Pre-Code, full of slang and archetypal male problems (to be, or not to be, yellow), but also highly aware of public policy issues: Flaherty the copper is unbelievably calm and composed, an placidly ironic figure of law enforcement that just knows his time will come — a figure suggesting that society should not lose its cool and confont gangsterism with quiet fortitude. And there’s even less to like in the character of Rico than in that of contemporary Scarface: he’s a bragging, loud, violent and failed wannabee who enjoys pushing people around. He’s quite literally perverted: the first scene shows him musing that to “make it to the big time” he’s going to have to go “East.” Now that’s always a sign of trouble somewhere in an American movie (see opening sequence of 1945 Detour. Even The Postman Always Rings Twice conforms to this underlying, unstated law: whoever fails to make it out West becomes a social failure and a candidate for life on the run)
As a transition from silent to sound the film is incredibly stagey. It seems they could not yet decide whether they had to stage it silent or sound. Close-ups on characters speaking seem to hark back to silent days, while group shots make full use of the sound depth of field. Also, while there are still true intertitles advancing the narration in the picture, there is also an instance of something I’m yet to see in a silent Hollywood film: titles over a moving image. This happens when we move to Little Archie’s nigthclub for the first time.
It’s got to be stock footage of a nightclub somewhere in a previous film since it does not match the following shots (either in texture, in grain, or in settings), and I’m curious to know from what film. A crane shot looking above gambling tables would be a prize shot in any film, and it’s not hard to see why Melvyn Le Roy would be happy to re-use it. But apart from its origin (not to be taken lightly though; if it were to be established that the shot is from a silent film, this could become quite involved) the title-over-a-moving-image calls for some comments.
I’ve never seen it done in a silent film and I’ve always wondered why it wasn’t done in silent films. And I don’t mean the use of written filmed material, as the name of the nightclub (which functions just like an intertitle would) in this cross-fading shot:

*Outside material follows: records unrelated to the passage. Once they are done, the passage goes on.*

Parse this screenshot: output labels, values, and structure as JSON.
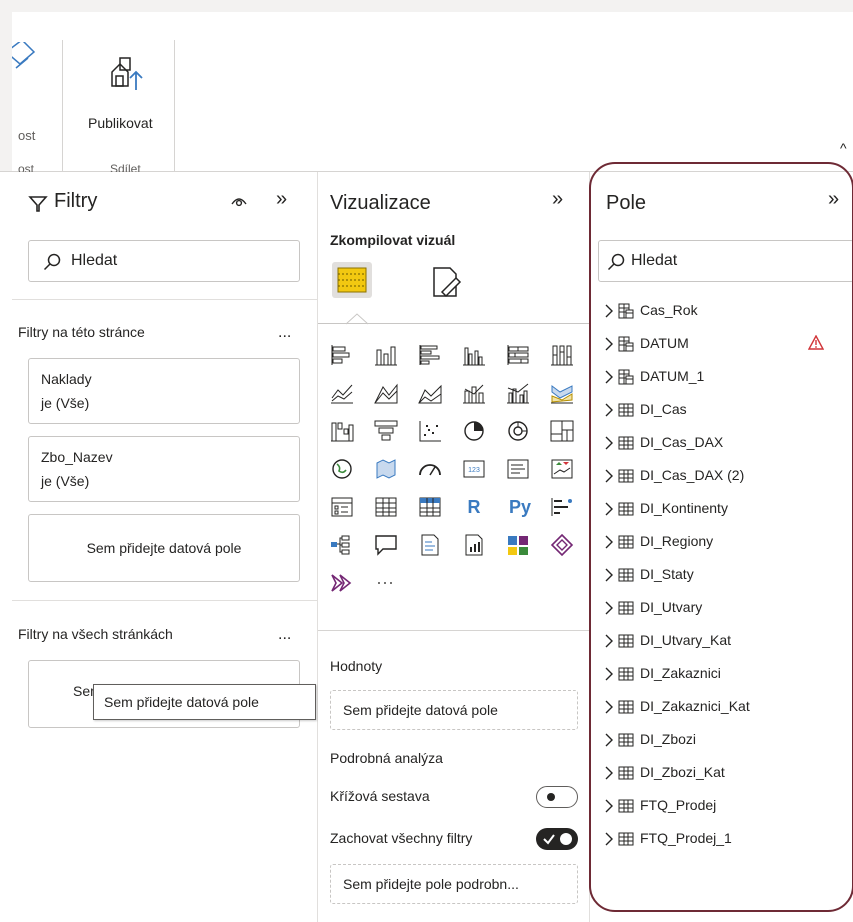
{
  "ribbon": {
    "prev_label": "ost",
    "prev_group": "ost",
    "publish_label": "Publikovat",
    "share_group": "Sdílet",
    "collapse_glyph": "^"
  },
  "filters": {
    "title": "Filtry",
    "expand_glyph": "»",
    "search_text": "Hledat",
    "section_page": "Filtry na této stránce",
    "section_all": "Filtry na všech stránkách",
    "more_glyph": "...",
    "cards": [
      {
        "line1": "Naklady",
        "line2": "je (Vše)"
      },
      {
        "line1": "Zbo_Nazev",
        "line2": "je (Vše)"
      }
    ],
    "add_field_page": "Sem přidejte datová pole",
    "add_field_all_partial": "Sem",
    "tooltip": "Sem přidejte datová pole"
  },
  "visualizations": {
    "title": "Vizualizace",
    "expand_glyph": "»",
    "build_label": "Zkompilovat vizuál",
    "more_glyph": "···",
    "r_label": "R",
    "py_label": "Py",
    "values_label": "Hodnoty",
    "values_drop": "Sem přidejte datová pole",
    "drill_label": "Podrobná analýza",
    "cross_report_label": "Křížová sestava",
    "keep_filters_label": "Zachovat všechny filtry",
    "drill_drop": "Sem přidejte pole podrobn..."
  },
  "fields": {
    "title": "Pole",
    "expand_glyph": "»",
    "search_text": "Hledat",
    "tables": [
      {
        "name": "Cas_Rok",
        "icon": "calendar-table-icon",
        "warning": false
      },
      {
        "name": "DATUM",
        "icon": "calendar-table-icon",
        "warning": true
      },
      {
        "name": "DATUM_1",
        "icon": "calendar-table-icon",
        "warning": false
      },
      {
        "name": "DI_Cas",
        "icon": "table-icon",
        "warning": false
      },
      {
        "name": "DI_Cas_DAX",
        "icon": "table-icon",
        "warning": false
      },
      {
        "name": "DI_Cas_DAX (2)",
        "icon": "table-icon",
        "warning": false
      },
      {
        "name": "DI_Kontinenty",
        "icon": "table-icon",
        "warning": false
      },
      {
        "name": "DI_Regiony",
        "icon": "table-icon",
        "warning": false
      },
      {
        "name": "DI_Staty",
        "icon": "table-icon",
        "warning": false
      },
      {
        "name": "DI_Utvary",
        "icon": "table-icon",
        "warning": false
      },
      {
        "name": "DI_Utvary_Kat",
        "icon": "table-icon",
        "warning": false
      },
      {
        "name": "DI_Zakaznici",
        "icon": "table-icon",
        "warning": false
      },
      {
        "name": "DI_Zakaznici_Kat",
        "icon": "table-icon",
        "warning": false
      },
      {
        "name": "DI_Zbozi",
        "icon": "table-icon",
        "warning": false
      },
      {
        "name": "DI_Zbozi_Kat",
        "icon": "table-icon",
        "warning": false
      },
      {
        "name": "FTQ_Prodej",
        "icon": "table-icon",
        "warning": false
      },
      {
        "name": "FTQ_Prodej_1",
        "icon": "table-icon",
        "warning": false
      }
    ]
  },
  "colors": {
    "highlight_border": "#6e2a35",
    "warning": "#d13438",
    "accent_yellow": "#f2c811"
  }
}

no, I mean real titles, handwritten. What a gain in visual continuity it would have been to have titles, whether descriptive or, even better, dialogues, flashed on the images while the characters were talking ! For some reason though, this was never done. My personal take on this mystery is that images and titles do not have the same aesthetic status in a silent film. Titles clearly point to an omniscient narrator (titles may be informative, ironic, or clearly comical), while images would tend to illustrate the story. With sound, images seem to have gained in perceptual realism: they seem to have been treated as referring so powerfully to a reality in the images that adding titles over them would not diminish their perceived realistic weight. They went on showing something that really existed there in the image, beyond the camera, even with words written on them (I’ve treated an example of words flashed on the image in a silent film here).
Titles in silent films are often illustrated — but like story-book illustrations. And one of the pleasures of silent films is that narration is so overt that one does feel taken in a story-book type of moment. Gather ’round and listen to this story, they seem to call out (I’ve analyzed this in this blog more in detail). Of course it’s not that simple and one of the points of my research is to establish just how silent films deal with the increasing annoyance of images that reveal more and more of reality as technology (film stocks, film lighting, portability of film equipment, etc.) and tastes (exotism, tourism, explorations, documentaries and newsreels create a demand for images of the real) evolve throughout the 1920s. But they maintain a pretty solid line: titles are for narration, point to a clearly fictive construction of the film, while images should not be tampered with because they’re not quite fictive (or not just fictive). I’m not sure this reinforces the reality of what is shown. Rather, at times, silent films seem to treat moving images as a mere illustration of a story written out in titles, though that’s a worst-case scenario. The medium ground seems to be that the material presented in images, because of the written interruptions, loses of its reality to be merged with the fictive world of the words.
This gambling table shot is an instance of how sound changes that perception — and ironically, I find it to reinforce the reality of what’s shown in the images rather than transforming it into more of a fiction.